Security in 2016: About the Person

In the new year, security is going to move from the organization itself to protecting the individuals who make up the organization. Or more to the point, educating the individual as consumers about operational security with an eye toward family, finances, and self. Without this focus, breaches will continue and become worse before they become better. While governments try to ensure privacy while protecting the country from outside attack, it behooves the individual to protect their family, finances, and self. Without this security, privacy does not truly exist. In World War II, one catchphrase was “loose lips sink ships.” It is as apropos today as it was back then.

Today this means not talking about things that are private; it means not using services that broadcast your location, family status, or even health information. All of this can be taken by a thief to attack your family, finances, or self either directly or indirectly through your very public work and personal accounts.

So, it behooves the enterprise to help educate employees not just about organizational security, but also about personal and family security. I will go so far as to suggest that this is what security educators should concentrate on, as the employee will be more engaged and more apt to follow the proper practices. Why? Because few people care about protecting the organization; most only care about themselves, their family, and their money.

Once everyone starts to think with a backdrop in operational security, their situational awareness goes up, and they start to protect not just themselves and their family but also their organization. This is what I call a win-win for any organization. Employees are safer, and the bleed-through makes the organization safer. This should be the goal of every security organization for 2016.

Many breaches happen because either there are security holes in systems, or people are involved. If people are involved, such as with an advanced persistent threat, it takes just one person’s being unaware of the situation and doing the wrong thing to swing the door wide open. Spear phishing works by crafting emails and documents that the individual is likely to read. To do that, attackers need to know something about the individual and perhaps what projects the individual is working on. Loose lips in a pub, at a sporting event, or even in a restaurant could lead to the loss of the ship—the intellectual property one is trying to protect.

However, since people like sharing themselves online via Twitter and other social media groups, it has become far easier to spear phish, and therefore easier to attack people rather than systems. To combat this tendency, we need to be aware of what we say, write, and even do within our family life. The degree of protection needed for family, children, and finances is the same as that needed within the workforce. For example, recently an IT Bloke was using a cycling app that released information on the location of the gentleman’s bikes—which were then promptly stolen. The moral here is to always check your tools’ privacy settings before you install them.

We invite you to watch the Virtualization and Cloud Security video podcast on our YouTube channel. Join me, Edward Haletky, Mike Foley, and Simon Crosby as we discuss how to protect your family, finances. Geared toward the holiday season, the podcast is also valid all year round.

Give us a listen and let us know what else we should do to protect ourselves. The list so far is in my first article, but it is also reproduced here for completeness:

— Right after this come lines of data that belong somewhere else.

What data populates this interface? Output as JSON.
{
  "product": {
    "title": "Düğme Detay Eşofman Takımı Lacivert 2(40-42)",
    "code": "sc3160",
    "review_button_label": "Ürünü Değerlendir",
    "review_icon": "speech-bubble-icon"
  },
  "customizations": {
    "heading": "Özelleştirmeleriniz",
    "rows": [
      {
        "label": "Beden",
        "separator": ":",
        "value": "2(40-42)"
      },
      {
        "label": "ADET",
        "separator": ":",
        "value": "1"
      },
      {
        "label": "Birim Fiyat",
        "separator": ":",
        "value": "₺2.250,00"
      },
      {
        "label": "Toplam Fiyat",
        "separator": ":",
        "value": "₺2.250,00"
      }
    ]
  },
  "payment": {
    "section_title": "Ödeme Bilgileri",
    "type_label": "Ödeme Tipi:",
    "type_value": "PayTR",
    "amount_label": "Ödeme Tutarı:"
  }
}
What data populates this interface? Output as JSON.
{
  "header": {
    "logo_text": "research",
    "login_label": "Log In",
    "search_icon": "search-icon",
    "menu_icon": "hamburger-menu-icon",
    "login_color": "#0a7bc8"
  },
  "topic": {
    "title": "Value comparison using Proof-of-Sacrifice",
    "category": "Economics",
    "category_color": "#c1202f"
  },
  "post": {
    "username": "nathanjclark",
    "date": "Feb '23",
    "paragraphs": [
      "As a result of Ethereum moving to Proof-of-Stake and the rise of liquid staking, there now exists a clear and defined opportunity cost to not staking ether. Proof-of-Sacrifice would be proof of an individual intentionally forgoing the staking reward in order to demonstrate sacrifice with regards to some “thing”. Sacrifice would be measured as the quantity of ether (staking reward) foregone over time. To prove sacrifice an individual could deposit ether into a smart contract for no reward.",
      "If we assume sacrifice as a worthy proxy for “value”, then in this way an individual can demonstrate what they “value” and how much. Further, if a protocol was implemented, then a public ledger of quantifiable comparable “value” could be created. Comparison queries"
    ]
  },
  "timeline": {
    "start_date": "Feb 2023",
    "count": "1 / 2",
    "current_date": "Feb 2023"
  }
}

  • If you are in a coffee shop, do not do banking or purchase something online using its Wi-Fi. (A corollary is not to bank or log in to anything from a conference center, as 3G, 4G, and LTE use repeaters that connect to the conference center Wi-Fi.)
  • Do not share your big purchase (or even small-purchase items) using social media such as Twitter. This just tells thieves what you have.
  • Verify your privacy settings within Facebook and other social media tools often. (As a matter of fact, Facebook just updated privacy this past month.) Review them monthly.
  • Do not save your credit or debit card information in a store’s online system (such as within Amazon).
  • Use a different password for each account. 1Password can actually help here. As it collects information, it will tell you how good the password is and determine which systems use the same password.
  • Do not place those big or small boxes at the curb. Decompose them for disposal or recycling by placing them within the bins. Those small Apple Store boxes and bags could be just what a thief likes to see.
  • Do not check in via social media from an airport, on a plane, on a train, or from another state. This tells thieves you are not home. Another good trick is to disable location services within social media programs like Twitter so no one knows your location.
  • Do not talk about visits with your aunt, uncle, or other family members via social media. This could tell others that your family member’s home or yours is currently unoccupied.
  • Do work out with your neighbors a plan to pick up each other’s packages. Packages out at the door are just signposts saying “please steal me” or “I am not home, so please break in.”
  • This is a good time to make arrangements with your UPS and FedEx drivers and postal carriers. Get to know them, as they will help as well. If you have a lockbox for packages, it would be a good thing to let them know how to use it.
  • Be aware of your virtual surroundings by not visiting risky locations. It is like walking down a dark alley.
  • Do research on applications before installing them. Determine what they share before you install, use, etc.
  • Do not click on everything within email. It is far better to go direct to the site via your browser than to click on a link within your email. I hover over all links to determine where they go before doing anything else but still go direct to most important sites instead of clicking on anything.
  • See if your family’s data is within a breach using a service such as haveibeenpwned. Include your children in such searches as the recent VTech breach focused on children.
  • Invest in credit monitoring. If you have participated in a breach, this is often provided for free for a certain amount of time, it is suggested that you continue to monitor your and your family’s credit for issues such as identity theft.